After being asked by Signature to pen a new musical, Conner said that he and Barnes "we picked the topic of sort of a human search for freedom, and we went all over the world: every civilization, character, and we found other types of freedoms...[and it] became a larger conversation about what freedom was."
After a developmental period at Signature and at the Shenandoah Conservatory, when Crossing returned to Signature, the show received mixed reviews from critics and audiences alike.
Audience members had similar issues as the reviewers and didn't truly understand the message that Conner & Barnes were trying to get across. In a comment on the Washington Post review, user "smpflueger" said that "Undercooked is the perfect word. While performed well, the material is the problem...Ultimately the [characters] don't seem to have a lot to say and I didn't care about them. They are mere scetches [sic] of people, architypes [sic] without much fleshing out."
Conner has spoked to a lot of audience members after the show and while "some people felt it was unfinished, people were trying to figure out “what this is” because people want to put it in its box, but I can’t put it in a box." This stresses an interesting idea of what a piece of theatre needs to be and if the writers need to put a label on their work.
While the show started as a search for freedom, in Conner's eyes "this play is about the connections we all have as human and how those connections make us who we are."

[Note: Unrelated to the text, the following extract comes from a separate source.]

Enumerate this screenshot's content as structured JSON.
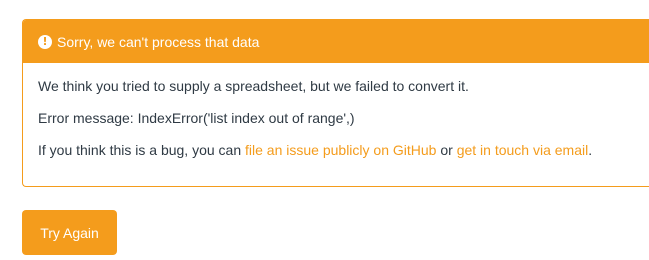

Like the eight characters in the show, everyone has different views and is affected by life differently. So too audiences reacted very differently to this new musical and took away different messages of what it meant to be free.